Ernest Pritchard’s company near Canandaigua has installed 24 wind turbines, including Rigoni’s, in Western New York. Many towns limit structures to 30 or 40 feet — the length of the fire company’s longest ladder — but waive the rule for unoccupied structures, he said.
“It’s really all dependent on the town,” Pritchard said. Frequently the tower height is limited to the distance to the property line, so that a falling tower won’t threaten someone else’s home or outbuildings.
The Great Lakes region is known as a prime wind-resource area, according to the American Wind Energy Association. Many Buffalo-area residents have felt the truth of that while being buffeted about on the Skyway, or watching a gale shake the trees and set highway signs quivering.
Generally the wind blows harder in the cold months, which is a good fit for a region that has peak energy demand in the winter, when solar power is at its weakest. Still, any given spot needs an assessment to ensure that there’s enough wind to make a tower worthwhile, Pritchard said.
Does small wind save money? The rule of thumb is that a well-located turbine with an average wind speed of 12 mph and with 10-kilowatt capacity can generate about 1,000 kilowatt- hours a month, or enough to power a typical home — not counting heating or air-conditioning. Whether that will break even over the 20-year life of a turbine depends on current and future electricity rates. Utility rates of 10 cents per kilowatt-hour begin to make the cost of wind attractive.

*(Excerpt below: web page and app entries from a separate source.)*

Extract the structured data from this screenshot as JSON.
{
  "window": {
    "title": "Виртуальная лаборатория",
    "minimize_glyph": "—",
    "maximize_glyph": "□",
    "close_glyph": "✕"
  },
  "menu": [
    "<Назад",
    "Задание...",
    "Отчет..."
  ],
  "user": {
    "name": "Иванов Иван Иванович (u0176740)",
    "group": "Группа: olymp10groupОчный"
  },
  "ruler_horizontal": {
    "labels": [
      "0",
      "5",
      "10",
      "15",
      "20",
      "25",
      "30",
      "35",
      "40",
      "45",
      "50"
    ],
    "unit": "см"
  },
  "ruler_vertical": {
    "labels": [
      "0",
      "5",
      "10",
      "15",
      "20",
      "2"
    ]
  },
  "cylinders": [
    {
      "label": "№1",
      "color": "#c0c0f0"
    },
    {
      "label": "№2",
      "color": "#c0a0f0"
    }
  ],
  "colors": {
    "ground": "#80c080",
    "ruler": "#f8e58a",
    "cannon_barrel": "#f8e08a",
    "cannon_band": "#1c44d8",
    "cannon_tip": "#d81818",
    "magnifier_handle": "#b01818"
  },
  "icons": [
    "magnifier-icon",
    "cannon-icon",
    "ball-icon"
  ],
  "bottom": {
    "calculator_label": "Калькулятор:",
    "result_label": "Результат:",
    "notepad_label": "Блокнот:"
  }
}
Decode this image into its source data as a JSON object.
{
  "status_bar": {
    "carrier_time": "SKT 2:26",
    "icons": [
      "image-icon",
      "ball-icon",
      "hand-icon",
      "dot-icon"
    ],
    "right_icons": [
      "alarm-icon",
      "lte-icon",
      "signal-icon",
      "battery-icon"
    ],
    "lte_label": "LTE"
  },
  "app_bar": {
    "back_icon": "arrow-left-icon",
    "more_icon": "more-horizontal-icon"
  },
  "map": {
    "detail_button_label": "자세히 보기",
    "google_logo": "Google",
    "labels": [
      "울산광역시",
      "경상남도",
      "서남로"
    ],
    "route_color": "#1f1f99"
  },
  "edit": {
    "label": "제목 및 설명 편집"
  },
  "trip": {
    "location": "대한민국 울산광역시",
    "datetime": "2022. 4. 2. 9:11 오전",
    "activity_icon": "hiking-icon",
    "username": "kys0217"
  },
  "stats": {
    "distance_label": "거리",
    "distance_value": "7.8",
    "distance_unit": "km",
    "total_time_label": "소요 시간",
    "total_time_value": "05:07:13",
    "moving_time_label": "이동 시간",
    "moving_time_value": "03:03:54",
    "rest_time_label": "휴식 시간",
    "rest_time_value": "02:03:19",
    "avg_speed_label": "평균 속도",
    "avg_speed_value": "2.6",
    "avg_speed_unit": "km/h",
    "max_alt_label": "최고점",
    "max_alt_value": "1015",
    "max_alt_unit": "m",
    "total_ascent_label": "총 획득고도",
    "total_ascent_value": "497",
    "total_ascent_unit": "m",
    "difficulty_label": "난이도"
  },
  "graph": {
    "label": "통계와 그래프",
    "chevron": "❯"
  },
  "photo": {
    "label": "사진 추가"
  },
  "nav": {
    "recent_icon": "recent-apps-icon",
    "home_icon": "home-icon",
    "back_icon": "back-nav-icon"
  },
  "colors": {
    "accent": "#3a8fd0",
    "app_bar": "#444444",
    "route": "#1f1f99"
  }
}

For years, most small wind was in “off-grid” applications, remote spots that couldn’t get utility electricity. But the launch of the company’s “Skystream” residential-sized system three years ago has caught hold, with sales up by 70 percent this year, Kruse said. That’s the turbine that Penn-Dixie is considering, and most installations are going to sites that have access to utility power.
Wind power economics just got a push from Congress. The financial bailout package enacted in October included a tax credit of up to $4,000 for small wind systems.
In New York, the federal credit comes on top of state incentives. In addition to outright grants from the Energy Research and Development Authority, the state’s “net metering” rules give small turbines a credit for power they supply to the electric grid.
A state grant covered 40 percent of the $70,000 cost for a windmill at Peter Wiemer’s hilltop vacation place, Country Chalets in Ashville, Chautauqua County.
Now that it’s installed, the deflation of energy prices has Wiemer wondering if the economics of alternative energy still make sense.
“Back in the beginning of summer, when gas was $4 a gallon, people said electricity was going up 15 percent,” Wiemer said.
Now that the pressure seems to be off energy prices, the windmill can pay for itself, he thinks, by helping attract green business.
“Even if it doesn’t make sense as far as a return on investment,” he said, “it might make sense as far as booking the Country Chalets.”